• _Task instructions_:
Each line in the entries below that holds the string "screenshot" is to be listed.

• _Supplied material_:
⁂
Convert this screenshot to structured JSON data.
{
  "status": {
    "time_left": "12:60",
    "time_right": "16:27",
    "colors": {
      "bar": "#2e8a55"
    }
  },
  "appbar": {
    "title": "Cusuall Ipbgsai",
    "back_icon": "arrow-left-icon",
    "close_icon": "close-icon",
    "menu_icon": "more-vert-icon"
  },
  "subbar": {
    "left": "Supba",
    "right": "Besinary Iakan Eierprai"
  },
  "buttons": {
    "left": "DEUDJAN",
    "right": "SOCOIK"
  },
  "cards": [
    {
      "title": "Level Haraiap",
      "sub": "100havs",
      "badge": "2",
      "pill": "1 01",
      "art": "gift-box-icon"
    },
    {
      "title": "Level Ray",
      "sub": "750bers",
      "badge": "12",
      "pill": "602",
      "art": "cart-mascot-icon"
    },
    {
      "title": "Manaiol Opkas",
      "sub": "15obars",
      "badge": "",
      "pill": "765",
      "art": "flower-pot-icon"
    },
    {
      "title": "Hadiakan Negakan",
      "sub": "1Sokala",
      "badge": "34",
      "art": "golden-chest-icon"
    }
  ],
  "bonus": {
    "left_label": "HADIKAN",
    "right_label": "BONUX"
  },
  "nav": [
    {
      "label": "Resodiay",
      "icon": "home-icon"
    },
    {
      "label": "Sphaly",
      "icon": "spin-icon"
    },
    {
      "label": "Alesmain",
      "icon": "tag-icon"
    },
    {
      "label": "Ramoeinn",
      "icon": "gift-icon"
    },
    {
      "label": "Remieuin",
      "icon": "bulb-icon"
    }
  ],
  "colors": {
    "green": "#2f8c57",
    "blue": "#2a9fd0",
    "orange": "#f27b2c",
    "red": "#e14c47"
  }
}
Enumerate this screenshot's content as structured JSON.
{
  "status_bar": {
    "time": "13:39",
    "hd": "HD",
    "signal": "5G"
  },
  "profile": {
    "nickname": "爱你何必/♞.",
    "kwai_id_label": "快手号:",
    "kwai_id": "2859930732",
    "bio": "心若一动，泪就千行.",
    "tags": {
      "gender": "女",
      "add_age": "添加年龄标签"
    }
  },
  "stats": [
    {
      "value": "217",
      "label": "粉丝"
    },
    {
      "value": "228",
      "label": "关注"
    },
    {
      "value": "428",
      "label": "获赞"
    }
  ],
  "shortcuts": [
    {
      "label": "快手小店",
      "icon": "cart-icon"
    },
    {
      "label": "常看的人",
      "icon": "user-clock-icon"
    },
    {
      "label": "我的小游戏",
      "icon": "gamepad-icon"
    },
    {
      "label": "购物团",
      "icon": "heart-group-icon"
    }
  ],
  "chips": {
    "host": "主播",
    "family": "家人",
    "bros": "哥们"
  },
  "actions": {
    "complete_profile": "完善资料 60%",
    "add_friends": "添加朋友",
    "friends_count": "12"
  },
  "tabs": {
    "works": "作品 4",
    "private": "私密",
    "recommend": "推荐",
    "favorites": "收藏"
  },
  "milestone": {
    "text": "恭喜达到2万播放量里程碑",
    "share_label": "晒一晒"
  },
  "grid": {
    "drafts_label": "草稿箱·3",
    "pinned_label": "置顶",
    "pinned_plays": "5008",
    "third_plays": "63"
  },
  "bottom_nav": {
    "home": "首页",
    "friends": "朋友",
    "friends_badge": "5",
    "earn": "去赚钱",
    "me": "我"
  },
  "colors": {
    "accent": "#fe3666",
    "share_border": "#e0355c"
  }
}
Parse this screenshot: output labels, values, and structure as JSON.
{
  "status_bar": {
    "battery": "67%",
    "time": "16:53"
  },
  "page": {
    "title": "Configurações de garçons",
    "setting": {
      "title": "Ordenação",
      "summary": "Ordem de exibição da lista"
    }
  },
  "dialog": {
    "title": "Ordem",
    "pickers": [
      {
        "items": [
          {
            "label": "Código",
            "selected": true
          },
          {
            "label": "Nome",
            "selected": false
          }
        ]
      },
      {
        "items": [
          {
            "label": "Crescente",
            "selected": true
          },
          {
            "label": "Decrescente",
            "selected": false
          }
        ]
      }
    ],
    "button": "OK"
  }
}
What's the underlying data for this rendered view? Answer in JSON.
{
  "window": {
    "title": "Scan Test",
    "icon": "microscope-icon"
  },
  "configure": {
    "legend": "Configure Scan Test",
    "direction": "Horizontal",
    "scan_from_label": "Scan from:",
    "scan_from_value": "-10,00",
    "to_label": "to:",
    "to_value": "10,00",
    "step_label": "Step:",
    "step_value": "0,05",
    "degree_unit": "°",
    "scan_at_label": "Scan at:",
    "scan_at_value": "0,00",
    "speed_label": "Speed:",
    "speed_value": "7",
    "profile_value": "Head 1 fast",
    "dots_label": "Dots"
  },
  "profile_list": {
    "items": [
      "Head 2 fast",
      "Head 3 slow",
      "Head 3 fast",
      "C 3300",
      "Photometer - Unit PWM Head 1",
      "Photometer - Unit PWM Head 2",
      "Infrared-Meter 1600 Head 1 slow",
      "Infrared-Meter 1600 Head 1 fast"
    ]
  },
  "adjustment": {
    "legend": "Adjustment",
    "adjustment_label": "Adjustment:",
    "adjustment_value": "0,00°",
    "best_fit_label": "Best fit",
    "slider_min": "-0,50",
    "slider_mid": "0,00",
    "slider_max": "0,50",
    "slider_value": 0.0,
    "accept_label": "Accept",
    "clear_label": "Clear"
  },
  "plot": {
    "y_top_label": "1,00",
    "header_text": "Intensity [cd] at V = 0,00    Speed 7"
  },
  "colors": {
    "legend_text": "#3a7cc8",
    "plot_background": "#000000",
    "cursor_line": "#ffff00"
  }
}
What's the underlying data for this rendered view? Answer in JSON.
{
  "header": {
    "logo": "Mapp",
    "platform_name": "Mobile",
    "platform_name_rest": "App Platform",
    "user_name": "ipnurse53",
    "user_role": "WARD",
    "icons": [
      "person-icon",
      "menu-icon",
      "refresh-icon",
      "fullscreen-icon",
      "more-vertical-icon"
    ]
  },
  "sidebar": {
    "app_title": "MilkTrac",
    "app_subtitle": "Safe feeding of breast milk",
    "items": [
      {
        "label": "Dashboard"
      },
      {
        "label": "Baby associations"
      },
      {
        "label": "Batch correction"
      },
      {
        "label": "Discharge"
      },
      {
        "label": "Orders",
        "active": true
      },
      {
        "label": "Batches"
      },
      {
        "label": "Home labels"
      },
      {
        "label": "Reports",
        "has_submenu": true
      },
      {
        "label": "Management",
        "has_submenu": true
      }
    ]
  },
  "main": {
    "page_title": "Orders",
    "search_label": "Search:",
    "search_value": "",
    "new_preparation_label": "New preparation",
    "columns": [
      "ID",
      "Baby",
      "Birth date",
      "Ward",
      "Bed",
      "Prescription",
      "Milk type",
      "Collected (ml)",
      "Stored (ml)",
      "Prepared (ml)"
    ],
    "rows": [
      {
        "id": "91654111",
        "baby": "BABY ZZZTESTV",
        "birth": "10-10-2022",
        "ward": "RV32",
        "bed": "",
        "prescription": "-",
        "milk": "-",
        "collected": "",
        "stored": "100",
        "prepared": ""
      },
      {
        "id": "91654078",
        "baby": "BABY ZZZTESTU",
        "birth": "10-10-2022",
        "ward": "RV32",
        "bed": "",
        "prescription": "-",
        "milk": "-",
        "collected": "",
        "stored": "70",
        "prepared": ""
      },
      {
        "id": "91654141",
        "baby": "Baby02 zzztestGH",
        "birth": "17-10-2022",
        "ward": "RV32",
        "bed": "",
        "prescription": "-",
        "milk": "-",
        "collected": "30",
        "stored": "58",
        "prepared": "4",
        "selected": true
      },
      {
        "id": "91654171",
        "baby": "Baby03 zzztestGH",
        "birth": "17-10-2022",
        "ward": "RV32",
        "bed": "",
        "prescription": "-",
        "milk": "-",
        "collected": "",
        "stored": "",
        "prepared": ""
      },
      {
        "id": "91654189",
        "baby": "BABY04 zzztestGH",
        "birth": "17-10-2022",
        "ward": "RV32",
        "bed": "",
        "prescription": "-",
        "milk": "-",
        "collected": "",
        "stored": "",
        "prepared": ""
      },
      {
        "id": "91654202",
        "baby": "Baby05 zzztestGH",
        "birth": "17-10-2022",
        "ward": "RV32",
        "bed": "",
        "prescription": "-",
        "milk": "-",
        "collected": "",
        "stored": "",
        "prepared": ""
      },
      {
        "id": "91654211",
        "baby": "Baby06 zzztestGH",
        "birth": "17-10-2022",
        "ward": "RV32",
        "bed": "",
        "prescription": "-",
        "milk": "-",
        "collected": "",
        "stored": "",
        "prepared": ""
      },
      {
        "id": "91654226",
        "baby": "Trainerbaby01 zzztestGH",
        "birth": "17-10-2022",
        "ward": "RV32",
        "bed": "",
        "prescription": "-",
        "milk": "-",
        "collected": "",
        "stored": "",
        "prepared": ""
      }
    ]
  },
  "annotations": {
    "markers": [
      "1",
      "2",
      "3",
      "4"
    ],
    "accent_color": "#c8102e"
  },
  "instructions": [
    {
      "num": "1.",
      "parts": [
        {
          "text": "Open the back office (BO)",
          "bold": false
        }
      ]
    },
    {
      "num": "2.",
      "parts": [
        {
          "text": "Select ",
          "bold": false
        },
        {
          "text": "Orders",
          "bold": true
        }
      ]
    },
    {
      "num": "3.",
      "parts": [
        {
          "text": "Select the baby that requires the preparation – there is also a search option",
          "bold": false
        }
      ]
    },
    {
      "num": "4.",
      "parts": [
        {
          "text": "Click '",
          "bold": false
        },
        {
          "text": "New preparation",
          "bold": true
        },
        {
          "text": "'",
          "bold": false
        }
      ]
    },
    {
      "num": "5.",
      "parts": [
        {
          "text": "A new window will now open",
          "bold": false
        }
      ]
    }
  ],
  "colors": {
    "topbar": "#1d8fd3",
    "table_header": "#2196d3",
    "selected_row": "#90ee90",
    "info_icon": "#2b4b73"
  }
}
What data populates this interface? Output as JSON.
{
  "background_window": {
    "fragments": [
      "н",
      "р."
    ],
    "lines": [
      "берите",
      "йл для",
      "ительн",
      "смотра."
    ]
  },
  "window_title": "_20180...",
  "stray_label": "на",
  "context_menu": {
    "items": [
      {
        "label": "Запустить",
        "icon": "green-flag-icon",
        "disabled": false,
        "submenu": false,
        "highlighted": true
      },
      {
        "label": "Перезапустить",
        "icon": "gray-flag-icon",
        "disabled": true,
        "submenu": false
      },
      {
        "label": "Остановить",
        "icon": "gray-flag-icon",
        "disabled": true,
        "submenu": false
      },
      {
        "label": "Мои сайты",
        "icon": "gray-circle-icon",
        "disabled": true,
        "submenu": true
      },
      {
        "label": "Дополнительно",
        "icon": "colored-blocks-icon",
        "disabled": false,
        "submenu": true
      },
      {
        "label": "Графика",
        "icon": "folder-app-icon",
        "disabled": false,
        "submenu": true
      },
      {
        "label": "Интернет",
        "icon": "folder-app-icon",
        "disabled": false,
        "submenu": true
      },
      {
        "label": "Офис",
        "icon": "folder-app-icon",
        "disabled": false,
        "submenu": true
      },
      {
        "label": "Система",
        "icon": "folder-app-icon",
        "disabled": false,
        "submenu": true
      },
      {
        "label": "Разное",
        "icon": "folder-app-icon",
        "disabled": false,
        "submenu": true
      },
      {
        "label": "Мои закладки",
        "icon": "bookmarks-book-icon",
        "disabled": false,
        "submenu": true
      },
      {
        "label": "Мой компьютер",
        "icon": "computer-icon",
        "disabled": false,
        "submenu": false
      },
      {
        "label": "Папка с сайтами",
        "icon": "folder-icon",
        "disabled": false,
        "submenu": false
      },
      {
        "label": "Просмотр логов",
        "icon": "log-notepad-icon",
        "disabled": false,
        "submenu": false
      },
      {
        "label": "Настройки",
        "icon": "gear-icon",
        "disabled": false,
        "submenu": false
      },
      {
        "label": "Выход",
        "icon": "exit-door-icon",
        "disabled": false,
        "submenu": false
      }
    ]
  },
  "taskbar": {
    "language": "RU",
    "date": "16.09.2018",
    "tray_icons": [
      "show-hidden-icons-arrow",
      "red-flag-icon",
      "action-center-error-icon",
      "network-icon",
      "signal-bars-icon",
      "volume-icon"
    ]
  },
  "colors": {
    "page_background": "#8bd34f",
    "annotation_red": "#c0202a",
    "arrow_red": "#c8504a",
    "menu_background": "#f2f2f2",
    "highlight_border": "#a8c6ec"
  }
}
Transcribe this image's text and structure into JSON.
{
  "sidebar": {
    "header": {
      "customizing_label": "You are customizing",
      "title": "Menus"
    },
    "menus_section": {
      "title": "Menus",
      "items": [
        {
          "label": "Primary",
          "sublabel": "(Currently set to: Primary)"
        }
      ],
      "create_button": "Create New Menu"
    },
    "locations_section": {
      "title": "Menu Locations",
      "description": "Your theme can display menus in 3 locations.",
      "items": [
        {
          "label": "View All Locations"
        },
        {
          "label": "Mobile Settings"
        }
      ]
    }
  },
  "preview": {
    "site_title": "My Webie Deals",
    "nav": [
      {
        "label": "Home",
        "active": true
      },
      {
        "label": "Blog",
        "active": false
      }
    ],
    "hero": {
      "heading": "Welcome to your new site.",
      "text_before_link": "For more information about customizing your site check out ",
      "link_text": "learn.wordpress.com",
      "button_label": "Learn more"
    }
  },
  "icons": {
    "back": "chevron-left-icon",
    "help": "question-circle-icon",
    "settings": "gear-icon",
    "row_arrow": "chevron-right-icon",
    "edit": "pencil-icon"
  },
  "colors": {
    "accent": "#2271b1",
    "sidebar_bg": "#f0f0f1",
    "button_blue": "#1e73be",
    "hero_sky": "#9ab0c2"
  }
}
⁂
• _Solution_:
Convert this screenshot to structured JSON data.
Enumerate this screenshot's content as structured JSON.
Parse this screenshot: output labels, values, and structure as JSON.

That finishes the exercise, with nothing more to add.